The SHG conversion efficiency (Fig. 2) exhibits the characteristic tanh2 behavior of a frequency-doubling process with depleted pump . Even for an intensity of 70 GW/cm2, the saturation is not reached as the conversion efficiency still rises. Higher intensities would, however, increase the risk of damaging the coating and the crystal. At the maximum investigated pump power (0.5 TW), the 515 nm output reaches 295 mJ, i.e. ~ 0.3 TW peak power and 295 W average power, for a spectral width of 1.6 nm (Fig. 3b). This corresponds to an energy conversion efficiency of 59%. As mentioned in the introduction, simultaneous high peak and high average power in the green spectral region was not reported before. For example, the impressively high yield (80%) and energy (3.2 J) reported in  only correspond to an average power of 16 W. The divergence of the SHG beam was minimal, with a beam diameter growing from 3 to 5 cm over 127 m propagation, i.e., a divergence of 0.16 mrad comparable to that of the NIR pump beam. No significant modification of the divergence due to thermal lensing in the crystals was observed.
Figure 4 displays the output energy and conversion efficiency into the third harmonic. The 1 ps pulses reach a peak conversion efficiency of 26%, while the maximum output energy (117 mJ, i.e., 27% conversion efficiency, 117 W average power and 39 GW peak power) is obtained with pulses of 3 ps. The corresponding spectral width is 0.8 nm (Fig. 3a)
This is most likely due to c(3)-induced phase mismatch effects via cross- and self-phase modulation occurring at higher intensities, and to back conversion . Nonlinear absorption in the crystal and the associated thermal effects may also contribute. Two-photon absorption at 515 nm can be excluded, and two-photon absorption at 343 nm is unlikely since the LBO bandgap lies at 7.78 eV . However, some three photons absorption may still occur, as already observed in LBO . Slight misalignments may also have contributed. On the other hand, multiphoton absorption in the UV often induces photo-damage or long-term loss of conversion efficiency , which was not observed in our case, even after more than 100 hours of operation to date.
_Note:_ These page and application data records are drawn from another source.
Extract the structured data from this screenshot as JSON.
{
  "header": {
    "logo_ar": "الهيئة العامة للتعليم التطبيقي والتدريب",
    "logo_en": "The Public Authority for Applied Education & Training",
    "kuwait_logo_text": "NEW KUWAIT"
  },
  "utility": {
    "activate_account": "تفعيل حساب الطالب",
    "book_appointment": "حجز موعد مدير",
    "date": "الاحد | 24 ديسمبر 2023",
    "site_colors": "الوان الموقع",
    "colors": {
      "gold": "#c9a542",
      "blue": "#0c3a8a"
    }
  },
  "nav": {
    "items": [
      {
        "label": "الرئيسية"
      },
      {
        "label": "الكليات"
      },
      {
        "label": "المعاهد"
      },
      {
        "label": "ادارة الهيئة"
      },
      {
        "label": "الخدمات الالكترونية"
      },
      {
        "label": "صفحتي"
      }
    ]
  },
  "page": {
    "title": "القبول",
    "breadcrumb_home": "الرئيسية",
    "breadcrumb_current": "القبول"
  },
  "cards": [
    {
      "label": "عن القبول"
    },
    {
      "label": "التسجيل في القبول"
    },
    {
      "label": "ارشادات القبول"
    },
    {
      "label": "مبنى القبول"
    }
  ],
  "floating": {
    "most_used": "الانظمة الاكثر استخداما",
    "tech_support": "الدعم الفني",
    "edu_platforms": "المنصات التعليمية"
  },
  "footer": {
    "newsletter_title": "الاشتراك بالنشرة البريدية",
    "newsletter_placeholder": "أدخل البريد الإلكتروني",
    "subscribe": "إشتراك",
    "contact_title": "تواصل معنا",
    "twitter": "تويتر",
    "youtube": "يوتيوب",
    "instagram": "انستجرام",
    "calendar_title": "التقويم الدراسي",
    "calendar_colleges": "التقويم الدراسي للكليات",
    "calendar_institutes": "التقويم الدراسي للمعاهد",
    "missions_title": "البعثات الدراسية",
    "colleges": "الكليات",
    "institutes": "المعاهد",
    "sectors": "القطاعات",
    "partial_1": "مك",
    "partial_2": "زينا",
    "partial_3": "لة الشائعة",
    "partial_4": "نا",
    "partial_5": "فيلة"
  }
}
Moreover, the smooth spectral tails show no sharp cut, excluding issues with the angular acceptance of the crystal.
Reducing the peak power by stretching the pulse is a common and efficient way of reducing the B-integral and therefore shifting the onset of filamentation to longer distances [7, 29, 30]. Indeed, due to nonlinear effects in air, such as Kerr self-focusing, a 96 GW peak power laser pulse at 343 nm would self-collapse as a bundle of filaments after only 33 m of propagation [28, 29]. Chirping the pulse to 3 ps duration shifts the saturation of the conversion efficiency to higher input energies, so that the THG beam reaches 27% of conversion efficiency (118 mJ, 40 GW peak- and 118 W average power). Further chirping the pulse to 5 ps reduces the maximum conversion efficiency to 21%.
In conclusion, we demonstrated SHG and THG conversion efficiencies of up to 59% and 27%, respectively with a high energy, high repetition rate Yb thin disk laser system. These performances are unprecedented for laser systems simultaneously delivering high peak and average powers, in the sub-kW and sub-TW, respectively.